(Records supplied)

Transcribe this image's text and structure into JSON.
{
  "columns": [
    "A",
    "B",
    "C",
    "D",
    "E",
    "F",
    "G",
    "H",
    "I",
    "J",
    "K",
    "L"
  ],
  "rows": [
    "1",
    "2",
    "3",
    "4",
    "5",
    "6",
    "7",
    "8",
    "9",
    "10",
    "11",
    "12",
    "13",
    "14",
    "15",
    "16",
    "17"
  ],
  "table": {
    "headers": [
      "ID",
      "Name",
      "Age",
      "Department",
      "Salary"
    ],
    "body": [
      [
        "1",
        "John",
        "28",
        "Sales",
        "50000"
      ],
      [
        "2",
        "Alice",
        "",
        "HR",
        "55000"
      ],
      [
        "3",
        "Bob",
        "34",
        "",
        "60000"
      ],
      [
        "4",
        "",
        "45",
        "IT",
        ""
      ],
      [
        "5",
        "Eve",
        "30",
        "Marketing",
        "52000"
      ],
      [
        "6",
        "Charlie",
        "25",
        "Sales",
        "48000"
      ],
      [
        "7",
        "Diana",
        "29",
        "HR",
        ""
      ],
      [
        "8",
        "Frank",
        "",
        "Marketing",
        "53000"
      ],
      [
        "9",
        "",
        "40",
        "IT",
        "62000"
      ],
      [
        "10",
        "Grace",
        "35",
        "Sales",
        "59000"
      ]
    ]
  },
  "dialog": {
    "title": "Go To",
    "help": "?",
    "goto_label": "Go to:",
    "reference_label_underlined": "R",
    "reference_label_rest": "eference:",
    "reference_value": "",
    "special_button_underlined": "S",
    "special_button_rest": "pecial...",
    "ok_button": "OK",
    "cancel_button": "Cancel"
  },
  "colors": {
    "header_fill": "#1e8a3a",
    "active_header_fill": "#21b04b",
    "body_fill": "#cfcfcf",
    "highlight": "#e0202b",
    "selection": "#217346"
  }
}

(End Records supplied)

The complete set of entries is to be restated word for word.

Transcribe this image's text and structure into JSON.
{
  "columns": [
    "A",
    "B",
    "C",
    "D",
    "E",
    "F",
    "G",
    "H",
    "I",
    "J",
    "K",
    "L"
  ],
  "rows": [
    "1",
    "2",
    "3",
    "4",
    "5",
    "6",
    "7",
    "8",
    "9",
    "10",
    "11",
    "12",
    "13",
    "14",
    "15",
    "16",
    "17"
  ],
  "table": {
    "headers": [
      "ID",
      "Name",
      "Age",
      "Department",
      "Salary"
    ],
    "body": [
      [
        "1",
        "John",
        "28",
        "Sales",
        "50000"
      ],
      [
        "2",
        "Alice",
        "",
        "HR",
        "55000"
      ],
      [
        "3",
        "Bob",
        "34",
        "",
        "60000"
      ],
      [
        "4",
        "",
        "45",
        "IT",
        ""
      ],
      [
        "5",
        "Eve",
        "30",
        "Marketing",
        "52000"
      ],
      [
        "6",
        "Charlie",
        "25",
        "Sales",
        "48000"
      ],
      [
        "7",
        "Diana",
        "29",
        "HR",
        ""
      ],
      [
        "8",
        "Frank",
        "",
        "Marketing",
        "53000"
      ],
      [
        "9",
        "",
        "40",
        "IT",
        "62000"
      ],
      [
        "10",
        "Grace",
        "35",
        "Sales",
        "59000"
      ]
    ]
  },
  "dialog": {
    "title": "Go To",
    "help": "?",
    "goto_label": "Go to:",
    "reference_label_underlined": "R",
    "reference_label_rest": "eference:",
    "reference_value": "",
    "special_button_underlined": "S",
    "special_button_rest": "pecial...",
    "ok_button": "OK",
    "cancel_button": "Cancel"
  },
  "colors": {
    "header_fill": "#1e8a3a",
    "active_header_fill": "#21b04b",
    "body_fill": "#cfcfcf",
    "highlight": "#e0202b",
    "selection": "#217346"
  }
}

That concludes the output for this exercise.